As for how this happened, it seems safe to say that RZA’s fondness for martial arts movies played a major role. He has stated that he became interested in martial arts by watching martial arts movies, with the result that he and his friends started trying out what out what they saw on the screen in real life. Something that eventually led to his martial arts training as well as his lifelong interest in martial arts as a whole.
Regardless, it isn’t hard to see why martial arts movies caught on with a lot of African-Americans in the latter part of the 20th century. In short, martial arts movies have a strong connection with the Chinese stock hero called the youxia, which translates to something along the lines of a wandering vigilante. The youxia was someone who used their power to right the wrongs inflicted upon the common people by the powerful. Sometimes, they used physical force. Other times, they used political influence. Something that was possible because youxia could come from any social background. Instead, what united them was their willingness to act in accordance with their personal sense of justice even when that went against the considerations of conventional society. As such, while a lot of martial arts movies can be summed up as revenge fantasies, there is something higher to many of them as well.
Considering the experiences of African-Americans, that kind of attitude was bound to resonate. For proof, look no further than the fact that the urban black population has played a huge role in the numbers of every single martial arts movie that has become successful in the United States in recent decades.

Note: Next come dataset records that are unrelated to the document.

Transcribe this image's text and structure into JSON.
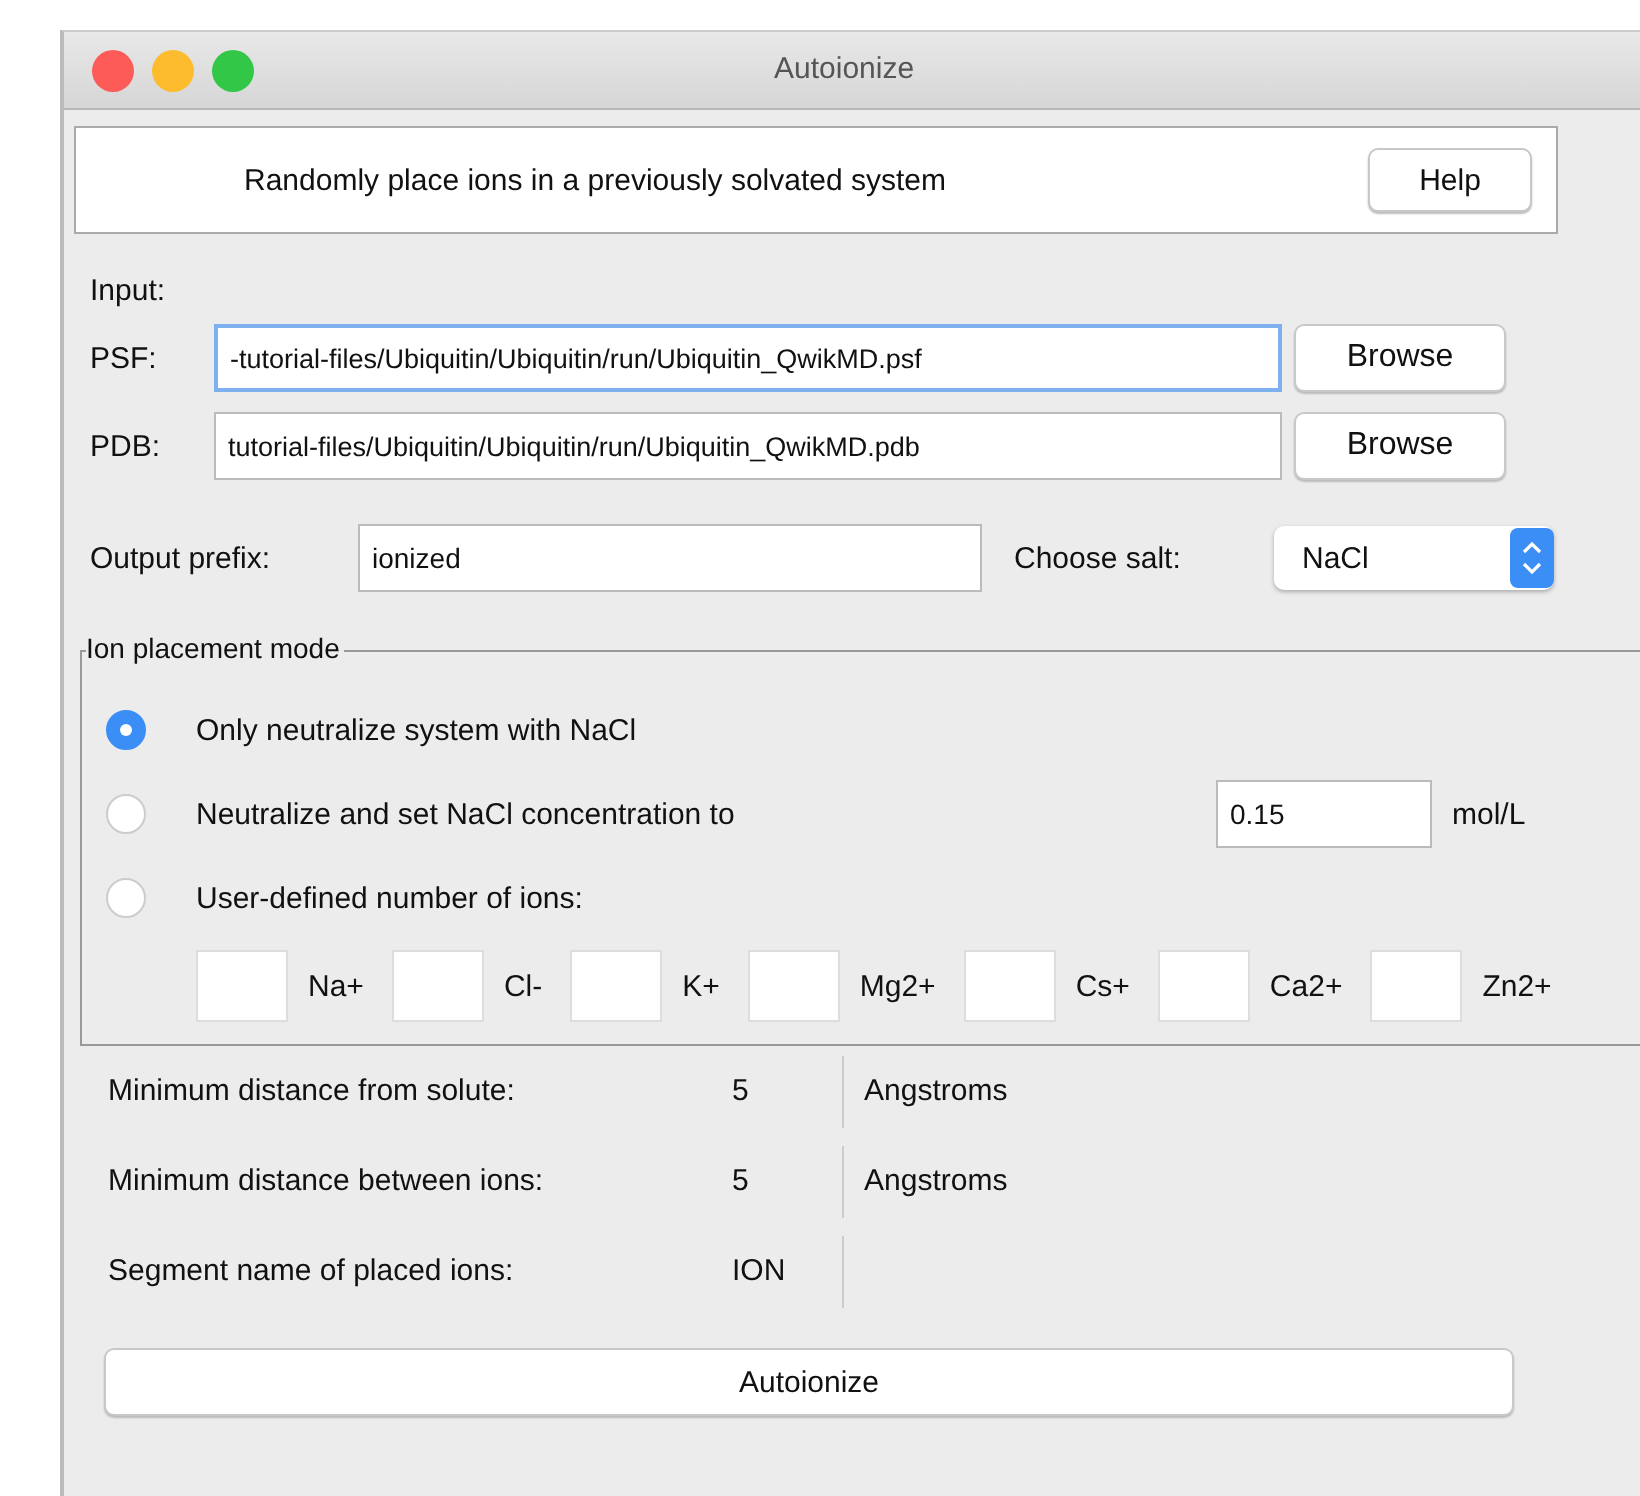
{
  "window": {
    "title": "Autoionize"
  },
  "header": {
    "text": "Randomly place ions in a previously solvated system",
    "help_button": "Help"
  },
  "input": {
    "label": "Input:",
    "files": [
      {
        "label": "PSF:",
        "value": "-tutorial-files/Ubiquitin/Ubiquitin/run/Ubiquitin_QwikMD.psf",
        "focused": true,
        "button": "Browse"
      },
      {
        "label": "PDB:",
        "value": "tutorial-files/Ubiquitin/Ubiquitin/run/Ubiquitin_QwikMD.pdb",
        "focused": false,
        "button": "Browse"
      }
    ]
  },
  "output_prefix": {
    "label": "Output prefix:",
    "value": "ionized"
  },
  "salt": {
    "label": "Choose salt:",
    "value": "NaCl"
  },
  "placement": {
    "title": "Ion placement mode",
    "options": [
      {
        "label": "Only neutralize system with NaCl",
        "selected": true
      },
      {
        "label": "Neutralize and set NaCl concentration to",
        "selected": false,
        "value": "0.15",
        "unit": "mol/L"
      },
      {
        "label": "User-defined number of ions:",
        "selected": false
      }
    ],
    "ions": [
      {
        "label": "Na+"
      },
      {
        "label": "Cl-"
      },
      {
        "label": "K+"
      },
      {
        "label": "Mg2+"
      },
      {
        "label": "Cs+"
      },
      {
        "label": "Ca2+"
      },
      {
        "label": "Zn2+"
      }
    ]
  },
  "settings": [
    {
      "label": "Minimum distance from solute:",
      "value": "5",
      "unit": "Angstroms"
    },
    {
      "label": "Minimum distance between ions:",
      "value": "5",
      "unit": "Angstroms"
    },
    {
      "label": "Segment name of placed ions:",
      "value": "ION"
    }
  ],
  "run_button": "Autoionize"
}
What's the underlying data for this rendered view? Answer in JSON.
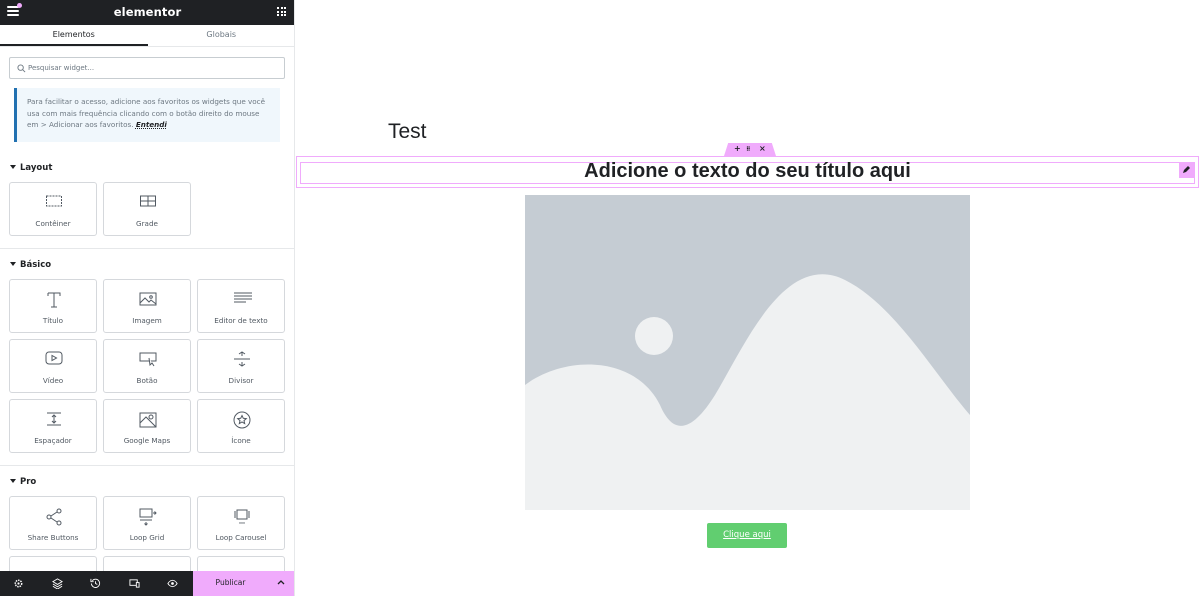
{
  "topbar": {
    "logo": "elementor"
  },
  "tabs": [
    {
      "label": "Elementos"
    },
    {
      "label": "Globais"
    }
  ],
  "search": {
    "placeholder": "Pesquisar widget..."
  },
  "notice": {
    "text": "Para facilitar o acesso, adicione aos favoritos os widgets que você usa com mais frequência clicando com o botão direito do mouse em > Adicionar aos favoritos.",
    "link": "Entendi"
  },
  "sections": {
    "layout": {
      "title": "Layout",
      "items": [
        {
          "label": "Contêiner",
          "icon": "container-icon"
        },
        {
          "label": "Grade",
          "icon": "grid-icon"
        }
      ]
    },
    "basic": {
      "title": "Básico",
      "items": [
        {
          "label": "Título",
          "icon": "heading-icon"
        },
        {
          "label": "Imagem",
          "icon": "image-icon"
        },
        {
          "label": "Editor de texto",
          "icon": "text-editor-icon"
        },
        {
          "label": "Vídeo",
          "icon": "video-icon"
        },
        {
          "label": "Botão",
          "icon": "button-icon"
        },
        {
          "label": "Divisor",
          "icon": "divider-icon"
        },
        {
          "label": "Espaçador",
          "icon": "spacer-icon"
        },
        {
          "label": "Google Maps",
          "icon": "map-icon"
        },
        {
          "label": "Ícone",
          "icon": "star-icon"
        }
      ]
    },
    "pro": {
      "title": "Pro",
      "items": [
        {
          "label": "Share Buttons",
          "icon": "share-icon"
        },
        {
          "label": "Loop Grid",
          "icon": "loop-grid-icon"
        },
        {
          "label": "Loop Carousel",
          "icon": "carousel-icon"
        }
      ]
    }
  },
  "bottombar": {
    "icons": [
      "settings-icon",
      "layers-icon",
      "history-icon",
      "responsive-icon",
      "preview-icon"
    ],
    "publish_label": "Publicar"
  },
  "canvas": {
    "page_title": "Test",
    "heading": "Adicione o texto do seu título aqui",
    "button_label": "Clique aqui"
  },
  "colors": {
    "accent": "#f0abfc",
    "dark": "#1f2124",
    "button": "#61ce70",
    "notice_border": "#2271b1",
    "placeholder_bg": "#c5ccd3",
    "placeholder_fg": "#eff1f2"
  }
}
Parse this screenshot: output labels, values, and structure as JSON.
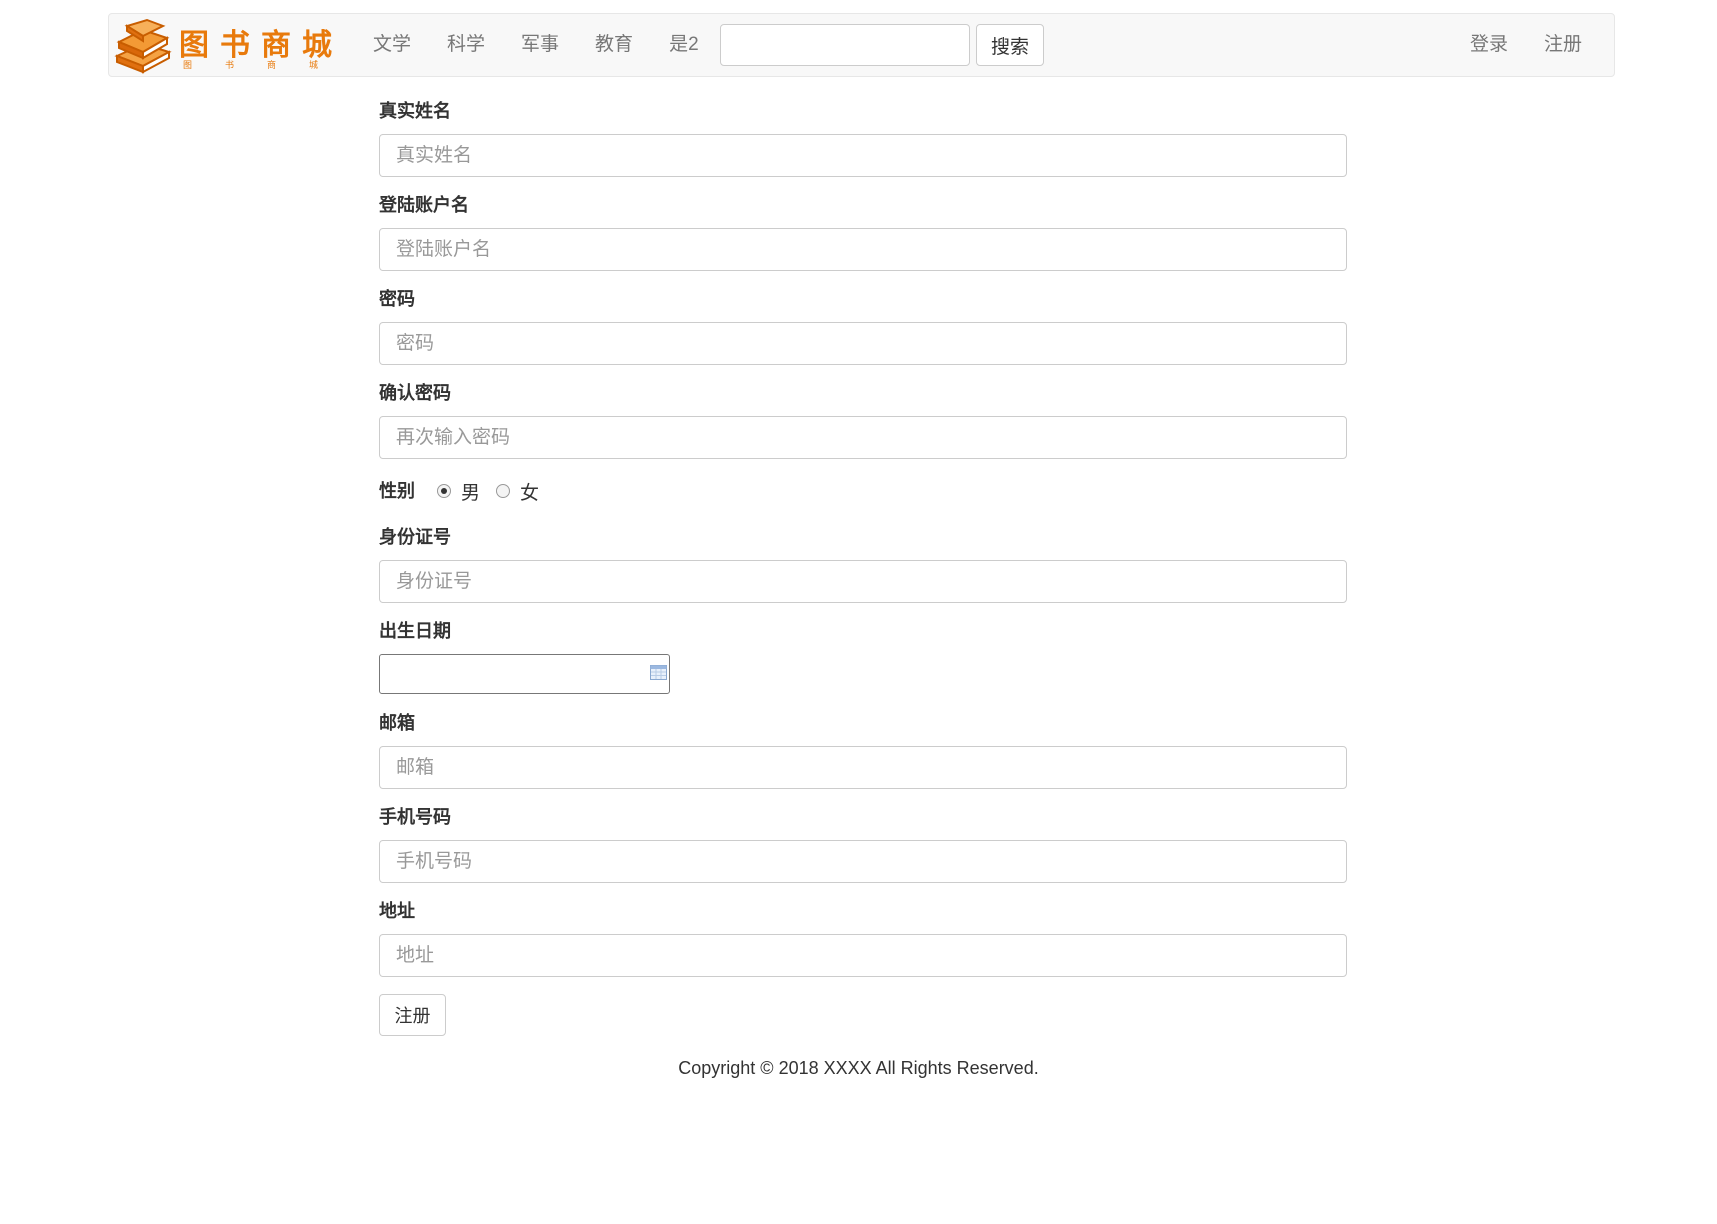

On top of this, it is worth noting that martial artist movies apparently benefited from a more outwards-looking trend in the Black Power movement in certain periods, which emphasized solidarity with all people suffering from oppression.
How Did the Wu-Tang Clan Get Its Logo?
For those who are unfamiliar, the Wu-Tang Clan logo is a stylized W split into a top half and a bottom half. Between the two halves are the word Wu-Tang, which leave no doubt about what the W is a reference to. Some people might see the influence of graffiti in the stylized W. If so, they should feel proud because that was definitely a major source of inspiration.
The DJ/Producer Mathematics was the one who came up with the Wu-Tang Clan logo. As the story goes, RZA asked him to make a logo. However, RZA didn’t want the whole of Wu-Tang but rather just the W, though it is amusing to note that he also suggested pairing the W with a decapitated head. Thanks to this, the prototype of the Wu-Tang Clan logo was a very familiar-looking W with a hand coming out of it holding a decapitated head by the dreadlocks. Unsurprisingly, this prototype winded up being rejected because it was much too gory for what the group had in mind. Due to that, Mathematics eventually put out the iconic Wu-Tang Clan logo in a single day while working under some serious time pressure.
Nowadays, the Wu-Tang Clan logo has an enormous amount of brand power packed into it. As a result, some of its members have used personalized versions of it for their own purposes. For example, Method Man has used a version of the logo that has been turned upside down, thus turning it from a W to a M. Similarly, Gza has used a version of the logo that has been turned on its side, thus turning it from a W to a G. Having said that, the Wu-Tang Clan logo has remained very consistent over the course of its existence, which speaks volumes about its effectiveness for its intended purpose in spite of the small amount of time spent upon it.